- The people who are most vulnerable to inner-healers are those who are at a low point in their spiritual walk or who are experiencing difficult circumstances. The inner-healers entice through all kinds of direct and implied promises for healing damaged emotions, healing roots in the past that prevent personal growth, and enabling a person to have a closer walk with God. They circle about congregations like vultures, waiting for the opportunity to swoop down on those who are near to dropping from “spiritual exhaustion.” They assure their prospective victims of their sincere desire to help and they communicate a Biblical facade by using butchered Bible verses and Christian-sounding conversation. However, once their talons pierce the person, a penetrating parasitic process begins. And the host/parasite relationship continues as long as the host continues to look to the inner-healer to make him emotionally well and spiritually whole.
- Instead of being healed, there is a very strong possibility that the recipients of inner healing are now living on the basis of a lie from the pit of hell. Inner healing is not based upon truth. It is based upon faulty memory, guided imagery, fantasy, visualization, and hypnotic-like suggestibility. And, while the inner-healers may conjure up a “Jesus” and recite Bible verses, such inner healing is not Biblical. Jesus said, “If ye continue in My Word, then are ye My disciples indeed; and ye shall know the truth, and the truth shall make you free” (Jn. 8:31-32).
Moreover, inner healing is insulting to God when the “healers” attempt to take away His power to bless “emotionally-distressed” people simply in response to their repentance and prayers. It is extra-Biblical, blasphemous, and carnal in its visualization and manipulation of the Son of God. It is dangerous in the way it forces people into childish self-interest, subjectivism, and emotionalism. And it is wickedly presumptuous in its priestly bestowing of forgiveness and assurance.
* Major portions of this report were adapted from: (a) the Fall 1989 issue of PsychoHeresy Update (now the PsychoHeresy Awareness Letter), (b) the 2/93 issue of The Berean Call, (c) two articles in the September 1990, Media Spotlight Special Report entitled “Latter- Day Prophets: The Restoration of Apostles and Prophets and the Kansas City-Vineyard Connection” and “Testing the Fruit of the Vineyard,” and (d) the books The Seduction of Christianity, Beyond Seduction, and The Healing Epidemic.
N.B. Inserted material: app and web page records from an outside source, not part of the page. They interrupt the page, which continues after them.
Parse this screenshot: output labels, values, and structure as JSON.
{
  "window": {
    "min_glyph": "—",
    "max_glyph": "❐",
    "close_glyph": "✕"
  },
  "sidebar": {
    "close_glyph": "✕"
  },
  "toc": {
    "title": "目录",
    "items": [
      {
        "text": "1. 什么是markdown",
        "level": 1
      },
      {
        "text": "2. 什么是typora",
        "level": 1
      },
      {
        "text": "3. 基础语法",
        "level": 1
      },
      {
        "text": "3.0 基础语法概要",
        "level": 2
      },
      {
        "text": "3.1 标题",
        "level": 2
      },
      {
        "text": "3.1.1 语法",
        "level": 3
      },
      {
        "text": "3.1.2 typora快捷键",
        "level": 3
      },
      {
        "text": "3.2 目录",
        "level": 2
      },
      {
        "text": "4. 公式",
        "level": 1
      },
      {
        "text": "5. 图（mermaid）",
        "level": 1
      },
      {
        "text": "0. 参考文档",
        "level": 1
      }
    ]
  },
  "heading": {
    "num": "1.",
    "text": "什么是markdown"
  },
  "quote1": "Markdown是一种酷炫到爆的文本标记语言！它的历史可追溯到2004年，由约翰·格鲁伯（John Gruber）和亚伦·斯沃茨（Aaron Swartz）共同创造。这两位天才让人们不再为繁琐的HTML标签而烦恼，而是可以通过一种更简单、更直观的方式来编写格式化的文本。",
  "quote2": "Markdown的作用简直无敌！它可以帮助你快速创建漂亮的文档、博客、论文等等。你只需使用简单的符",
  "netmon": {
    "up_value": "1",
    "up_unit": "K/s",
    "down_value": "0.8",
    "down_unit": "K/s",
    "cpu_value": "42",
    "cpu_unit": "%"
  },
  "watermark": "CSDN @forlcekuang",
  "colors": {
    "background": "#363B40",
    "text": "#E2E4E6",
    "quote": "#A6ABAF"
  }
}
Biblical Discernment Ministries - 5/94
Looks like some more good purpose driven information here. The book is available for free download and also may be purchased in hardback and paperback form.
In The Name of Purpose by Tamara Hartzell
This link will bring up other book options including one on the emergent church. I haven’t read any of her work but I am trusting it as well and good because it came endorsed from a party I do trust.